From a job-aid standpoint:
- Before you begin information (like equipment and parts to have) should appear before the steps in the procedure.
- Visuals, when necessary, should appear next to the step they illustrate.
- Information that’s not needed on a page should not appear and shouldn’t have a reserved parking space that does nothing but delineate whether the information might show up on a subsequent page.
- Steps should be clearer delineated, not crammed into a trio of one-size-fits-all holding pens:
The vertical centering manages to complicate reading even more, a remarkable feat for such a small amount of text. Another complication: in this example, step 5 says to repeat steps 1 through 5–a good recipe for an endless loop. I think the assemblers would figure out what the designer meant, but it’s no thanks to the designer.

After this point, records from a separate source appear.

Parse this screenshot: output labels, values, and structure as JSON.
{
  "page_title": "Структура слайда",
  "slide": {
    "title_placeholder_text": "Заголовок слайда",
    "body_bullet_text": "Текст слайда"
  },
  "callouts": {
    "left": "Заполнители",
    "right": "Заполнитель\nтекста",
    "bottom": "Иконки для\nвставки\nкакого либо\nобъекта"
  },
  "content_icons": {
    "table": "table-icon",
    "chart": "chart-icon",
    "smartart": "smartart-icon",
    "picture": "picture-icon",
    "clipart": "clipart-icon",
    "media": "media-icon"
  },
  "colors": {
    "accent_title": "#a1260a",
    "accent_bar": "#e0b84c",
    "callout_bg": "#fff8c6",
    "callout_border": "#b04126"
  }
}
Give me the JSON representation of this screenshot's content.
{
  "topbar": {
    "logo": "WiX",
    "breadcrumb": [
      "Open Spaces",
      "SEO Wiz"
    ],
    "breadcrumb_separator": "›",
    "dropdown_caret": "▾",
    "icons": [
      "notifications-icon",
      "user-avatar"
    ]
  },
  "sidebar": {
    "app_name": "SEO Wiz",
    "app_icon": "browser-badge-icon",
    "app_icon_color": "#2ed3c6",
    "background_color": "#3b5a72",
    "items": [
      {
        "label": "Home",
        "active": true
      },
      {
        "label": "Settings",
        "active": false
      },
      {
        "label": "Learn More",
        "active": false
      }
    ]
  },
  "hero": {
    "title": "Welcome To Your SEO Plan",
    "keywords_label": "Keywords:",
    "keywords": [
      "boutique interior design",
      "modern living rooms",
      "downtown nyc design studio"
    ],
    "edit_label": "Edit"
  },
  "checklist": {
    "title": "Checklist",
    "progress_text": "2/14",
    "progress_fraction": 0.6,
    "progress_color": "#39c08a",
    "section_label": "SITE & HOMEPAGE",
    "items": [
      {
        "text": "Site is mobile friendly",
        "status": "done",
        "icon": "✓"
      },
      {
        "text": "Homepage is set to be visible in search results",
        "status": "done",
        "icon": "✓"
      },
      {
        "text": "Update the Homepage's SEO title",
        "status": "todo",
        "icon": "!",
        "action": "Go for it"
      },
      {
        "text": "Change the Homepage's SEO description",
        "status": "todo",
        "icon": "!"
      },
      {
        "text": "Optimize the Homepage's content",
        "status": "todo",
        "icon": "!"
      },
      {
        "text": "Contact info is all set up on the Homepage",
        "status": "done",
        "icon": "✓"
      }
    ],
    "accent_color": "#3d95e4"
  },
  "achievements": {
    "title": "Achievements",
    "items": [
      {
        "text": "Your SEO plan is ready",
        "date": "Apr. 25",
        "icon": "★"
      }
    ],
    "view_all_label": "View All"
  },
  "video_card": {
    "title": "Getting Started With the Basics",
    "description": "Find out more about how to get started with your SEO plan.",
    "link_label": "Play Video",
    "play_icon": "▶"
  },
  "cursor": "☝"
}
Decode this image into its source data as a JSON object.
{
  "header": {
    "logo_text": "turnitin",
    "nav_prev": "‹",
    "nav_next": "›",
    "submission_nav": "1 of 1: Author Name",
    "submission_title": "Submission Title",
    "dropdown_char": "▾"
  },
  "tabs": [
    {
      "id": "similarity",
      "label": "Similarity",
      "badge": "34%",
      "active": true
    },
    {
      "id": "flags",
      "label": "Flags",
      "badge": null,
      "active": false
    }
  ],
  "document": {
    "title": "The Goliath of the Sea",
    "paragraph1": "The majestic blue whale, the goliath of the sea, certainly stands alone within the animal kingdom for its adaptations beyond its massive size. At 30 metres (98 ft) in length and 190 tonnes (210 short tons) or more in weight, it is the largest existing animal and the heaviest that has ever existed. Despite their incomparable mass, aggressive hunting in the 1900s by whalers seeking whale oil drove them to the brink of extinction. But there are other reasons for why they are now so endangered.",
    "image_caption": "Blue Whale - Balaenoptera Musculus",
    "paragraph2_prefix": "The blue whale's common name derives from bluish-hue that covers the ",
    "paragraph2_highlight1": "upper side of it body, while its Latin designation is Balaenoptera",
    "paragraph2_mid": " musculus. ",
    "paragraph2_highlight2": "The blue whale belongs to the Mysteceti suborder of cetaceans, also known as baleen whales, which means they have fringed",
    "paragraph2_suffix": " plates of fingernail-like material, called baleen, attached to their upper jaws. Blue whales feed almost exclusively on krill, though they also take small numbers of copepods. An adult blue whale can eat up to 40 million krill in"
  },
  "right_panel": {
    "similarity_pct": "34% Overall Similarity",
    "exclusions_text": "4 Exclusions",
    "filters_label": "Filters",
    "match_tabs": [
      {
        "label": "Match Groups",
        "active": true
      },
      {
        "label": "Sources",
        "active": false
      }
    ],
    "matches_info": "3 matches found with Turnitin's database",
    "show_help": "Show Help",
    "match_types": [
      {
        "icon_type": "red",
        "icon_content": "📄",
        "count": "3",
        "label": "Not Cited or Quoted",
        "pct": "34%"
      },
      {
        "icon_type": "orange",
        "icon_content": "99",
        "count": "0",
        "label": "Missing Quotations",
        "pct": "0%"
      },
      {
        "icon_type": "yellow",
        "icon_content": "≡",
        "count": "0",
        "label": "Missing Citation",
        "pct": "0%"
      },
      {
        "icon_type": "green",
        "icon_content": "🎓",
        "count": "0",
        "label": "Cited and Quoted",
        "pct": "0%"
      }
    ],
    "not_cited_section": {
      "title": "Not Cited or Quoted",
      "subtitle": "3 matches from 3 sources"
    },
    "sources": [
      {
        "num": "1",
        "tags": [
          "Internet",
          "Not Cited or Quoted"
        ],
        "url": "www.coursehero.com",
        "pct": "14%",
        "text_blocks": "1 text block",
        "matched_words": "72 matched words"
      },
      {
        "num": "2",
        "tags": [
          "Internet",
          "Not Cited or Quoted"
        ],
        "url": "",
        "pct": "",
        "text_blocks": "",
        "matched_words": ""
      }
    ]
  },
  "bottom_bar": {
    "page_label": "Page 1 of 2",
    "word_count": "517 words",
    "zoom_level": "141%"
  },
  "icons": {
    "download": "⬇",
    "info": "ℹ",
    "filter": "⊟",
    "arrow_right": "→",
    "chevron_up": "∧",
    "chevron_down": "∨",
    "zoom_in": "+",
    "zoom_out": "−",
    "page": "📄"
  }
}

So, as it exists, the QAC assembly instructions are hard to update, hard to read (from a graphics standpoint), and hard to follow (from a getting-your-work-done standpoint). It doesn’t seem like they’d easily get Quasimodo to the goal of assembled widget vats that passed inspection at a cost acceptable to the company — at least not until the workforce managed to build enough of these things to not need the instructions.
In my next post, I’ll show some possible revisions and talk about why I think they’d help. But I don’t have to have all the fun: add your comments. Ask your questions–if I’m able to, I’ll answer them. Let’s see if we can get to IPI sign-off a bit faster. You know, so we can excel.